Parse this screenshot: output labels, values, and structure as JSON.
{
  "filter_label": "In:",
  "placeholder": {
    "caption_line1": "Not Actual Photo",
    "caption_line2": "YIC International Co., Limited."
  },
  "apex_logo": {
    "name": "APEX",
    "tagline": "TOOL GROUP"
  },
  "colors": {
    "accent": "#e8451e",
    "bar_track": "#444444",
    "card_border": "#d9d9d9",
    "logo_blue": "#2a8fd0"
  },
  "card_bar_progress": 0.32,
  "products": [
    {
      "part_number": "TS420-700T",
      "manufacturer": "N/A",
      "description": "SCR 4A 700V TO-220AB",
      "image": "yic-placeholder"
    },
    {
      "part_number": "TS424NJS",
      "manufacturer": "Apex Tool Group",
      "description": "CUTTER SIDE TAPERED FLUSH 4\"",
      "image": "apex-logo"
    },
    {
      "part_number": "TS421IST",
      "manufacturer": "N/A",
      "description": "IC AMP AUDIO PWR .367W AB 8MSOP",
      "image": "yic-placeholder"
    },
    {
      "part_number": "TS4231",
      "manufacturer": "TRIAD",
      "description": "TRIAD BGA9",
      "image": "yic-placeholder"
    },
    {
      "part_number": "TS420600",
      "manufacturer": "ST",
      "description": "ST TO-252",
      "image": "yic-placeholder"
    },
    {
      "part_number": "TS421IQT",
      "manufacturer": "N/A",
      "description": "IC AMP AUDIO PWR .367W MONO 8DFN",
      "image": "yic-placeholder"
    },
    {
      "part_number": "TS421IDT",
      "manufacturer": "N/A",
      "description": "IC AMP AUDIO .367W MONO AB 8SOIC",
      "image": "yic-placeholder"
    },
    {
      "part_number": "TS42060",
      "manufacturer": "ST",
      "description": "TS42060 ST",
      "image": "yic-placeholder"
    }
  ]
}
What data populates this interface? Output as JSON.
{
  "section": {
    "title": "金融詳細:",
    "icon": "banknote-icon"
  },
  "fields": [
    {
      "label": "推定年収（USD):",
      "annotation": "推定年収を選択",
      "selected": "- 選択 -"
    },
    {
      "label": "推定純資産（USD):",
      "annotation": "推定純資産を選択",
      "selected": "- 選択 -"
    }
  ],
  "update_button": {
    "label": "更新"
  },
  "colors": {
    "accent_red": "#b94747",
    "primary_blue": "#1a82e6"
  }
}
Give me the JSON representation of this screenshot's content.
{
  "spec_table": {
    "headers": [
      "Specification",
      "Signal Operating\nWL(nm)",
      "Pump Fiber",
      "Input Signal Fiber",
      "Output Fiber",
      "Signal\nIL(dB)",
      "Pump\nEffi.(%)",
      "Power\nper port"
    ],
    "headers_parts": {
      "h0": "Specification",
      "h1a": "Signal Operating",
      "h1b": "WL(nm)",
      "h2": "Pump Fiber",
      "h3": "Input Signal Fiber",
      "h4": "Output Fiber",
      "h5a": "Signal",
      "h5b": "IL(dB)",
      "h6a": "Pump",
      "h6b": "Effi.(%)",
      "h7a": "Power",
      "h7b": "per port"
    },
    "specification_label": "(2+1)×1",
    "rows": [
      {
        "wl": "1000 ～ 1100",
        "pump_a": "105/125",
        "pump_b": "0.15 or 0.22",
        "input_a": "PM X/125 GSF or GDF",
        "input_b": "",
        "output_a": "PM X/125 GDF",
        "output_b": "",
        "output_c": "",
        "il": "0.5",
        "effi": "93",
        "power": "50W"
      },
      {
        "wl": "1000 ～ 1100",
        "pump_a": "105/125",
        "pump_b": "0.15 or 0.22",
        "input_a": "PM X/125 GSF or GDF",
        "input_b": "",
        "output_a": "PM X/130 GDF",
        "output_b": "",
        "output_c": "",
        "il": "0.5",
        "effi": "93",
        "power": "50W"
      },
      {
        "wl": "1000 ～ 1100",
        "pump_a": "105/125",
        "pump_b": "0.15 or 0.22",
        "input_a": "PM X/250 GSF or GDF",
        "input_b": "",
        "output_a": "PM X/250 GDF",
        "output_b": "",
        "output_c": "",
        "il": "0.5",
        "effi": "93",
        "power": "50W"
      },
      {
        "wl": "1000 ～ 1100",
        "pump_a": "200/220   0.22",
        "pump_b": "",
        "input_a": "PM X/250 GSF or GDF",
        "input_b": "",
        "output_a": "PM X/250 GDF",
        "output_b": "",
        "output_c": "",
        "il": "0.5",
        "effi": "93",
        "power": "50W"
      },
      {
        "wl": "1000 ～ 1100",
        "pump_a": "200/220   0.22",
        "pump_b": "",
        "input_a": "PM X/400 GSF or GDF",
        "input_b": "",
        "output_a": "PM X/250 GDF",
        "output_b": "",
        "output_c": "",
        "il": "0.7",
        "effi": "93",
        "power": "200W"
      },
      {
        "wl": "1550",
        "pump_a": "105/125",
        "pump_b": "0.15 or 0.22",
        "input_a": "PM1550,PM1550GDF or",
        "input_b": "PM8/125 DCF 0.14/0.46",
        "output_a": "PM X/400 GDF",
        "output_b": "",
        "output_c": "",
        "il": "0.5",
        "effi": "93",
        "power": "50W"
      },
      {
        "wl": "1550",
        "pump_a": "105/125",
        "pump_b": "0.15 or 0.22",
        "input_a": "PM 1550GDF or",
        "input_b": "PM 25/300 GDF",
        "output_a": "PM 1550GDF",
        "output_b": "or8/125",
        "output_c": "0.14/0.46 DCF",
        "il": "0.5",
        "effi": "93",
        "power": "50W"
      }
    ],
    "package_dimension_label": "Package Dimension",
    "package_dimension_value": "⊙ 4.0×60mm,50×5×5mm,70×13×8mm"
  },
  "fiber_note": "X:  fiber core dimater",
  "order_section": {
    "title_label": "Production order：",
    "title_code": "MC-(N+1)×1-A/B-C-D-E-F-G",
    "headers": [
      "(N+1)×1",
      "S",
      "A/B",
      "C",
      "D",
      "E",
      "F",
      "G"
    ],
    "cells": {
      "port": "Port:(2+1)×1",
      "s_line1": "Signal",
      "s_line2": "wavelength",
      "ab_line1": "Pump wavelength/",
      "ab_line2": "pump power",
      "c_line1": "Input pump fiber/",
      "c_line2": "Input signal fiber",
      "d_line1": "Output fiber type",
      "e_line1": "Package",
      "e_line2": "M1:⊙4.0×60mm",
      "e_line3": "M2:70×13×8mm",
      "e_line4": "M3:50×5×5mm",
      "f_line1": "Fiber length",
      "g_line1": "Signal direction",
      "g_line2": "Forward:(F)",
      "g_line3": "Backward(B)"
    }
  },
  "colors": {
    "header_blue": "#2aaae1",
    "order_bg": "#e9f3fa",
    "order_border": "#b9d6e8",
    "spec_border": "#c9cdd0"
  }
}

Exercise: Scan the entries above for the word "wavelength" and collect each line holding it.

Task result:
      "s_line2": "wavelength",
      "ab_line1": "Pump wavelength/",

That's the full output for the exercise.